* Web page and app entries
::::::::

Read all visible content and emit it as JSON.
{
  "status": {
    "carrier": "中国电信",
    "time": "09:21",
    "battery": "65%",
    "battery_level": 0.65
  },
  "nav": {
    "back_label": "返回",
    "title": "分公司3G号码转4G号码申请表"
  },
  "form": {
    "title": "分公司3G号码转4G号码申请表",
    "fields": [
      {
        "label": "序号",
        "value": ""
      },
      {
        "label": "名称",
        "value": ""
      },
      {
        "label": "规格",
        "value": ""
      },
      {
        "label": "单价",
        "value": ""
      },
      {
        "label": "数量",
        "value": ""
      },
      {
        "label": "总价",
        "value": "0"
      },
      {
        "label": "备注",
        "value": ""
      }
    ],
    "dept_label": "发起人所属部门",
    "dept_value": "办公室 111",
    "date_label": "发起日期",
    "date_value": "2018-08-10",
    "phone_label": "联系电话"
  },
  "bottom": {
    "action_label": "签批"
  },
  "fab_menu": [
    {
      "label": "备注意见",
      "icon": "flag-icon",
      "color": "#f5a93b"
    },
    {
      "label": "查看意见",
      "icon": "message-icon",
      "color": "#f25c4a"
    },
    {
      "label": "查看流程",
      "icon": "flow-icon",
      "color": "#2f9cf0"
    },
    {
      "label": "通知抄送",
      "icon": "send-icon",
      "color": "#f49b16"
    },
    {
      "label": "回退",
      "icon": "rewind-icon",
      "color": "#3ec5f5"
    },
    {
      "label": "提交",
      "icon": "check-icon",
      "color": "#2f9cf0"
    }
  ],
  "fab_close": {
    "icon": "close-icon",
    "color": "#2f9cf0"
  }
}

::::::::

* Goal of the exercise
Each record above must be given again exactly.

* Answer to this exercise
Read all visible content and emit it as JSON.
{
  "status": {
    "carrier": "中国电信",
    "time": "09:21",
    "battery": "65%",
    "battery_level": 0.65
  },
  "nav": {
    "back_label": "返回",
    "title": "分公司3G号码转4G号码申请表"
  },
  "form": {
    "title": "分公司3G号码转4G号码申请表",
    "fields": [
      {
        "label": "序号",
        "value": ""
      },
      {
        "label": "名称",
        "value": ""
      },
      {
        "label": "规格",
        "value": ""
      },
      {
        "label": "单价",
        "value": ""
      },
      {
        "label": "数量",
        "value": ""
      },
      {
        "label": "总价",
        "value": "0"
      },
      {
        "label": "备注",
        "value": ""
      }
    ],
    "dept_label": "发起人所属部门",
    "dept_value": "办公室 111",
    "date_label": "发起日期",
    "date_value": "2018-08-10",
    "phone_label": "联系电话"
  },
  "bottom": {
    "action_label": "签批"
  },
  "fab_menu": [
    {
      "label": "备注意见",
      "icon": "flag-icon",
      "color": "#f5a93b"
    },
    {
      "label": "查看意见",
      "icon": "message-icon",
      "color": "#f25c4a"
    },
    {
      "label": "查看流程",
      "icon": "flow-icon",
      "color": "#2f9cf0"
    },
    {
      "label": "通知抄送",
      "icon": "send-icon",
      "color": "#f49b16"
    },
    {
      "label": "回退",
      "icon": "rewind-icon",
      "color": "#3ec5f5"
    },
    {
      "label": "提交",
      "icon": "check-icon",
      "color": "#2f9cf0"
    }
  ],
  "fab_close": {
    "icon": "close-icon",
    "color": "#2f9cf0"
  }
}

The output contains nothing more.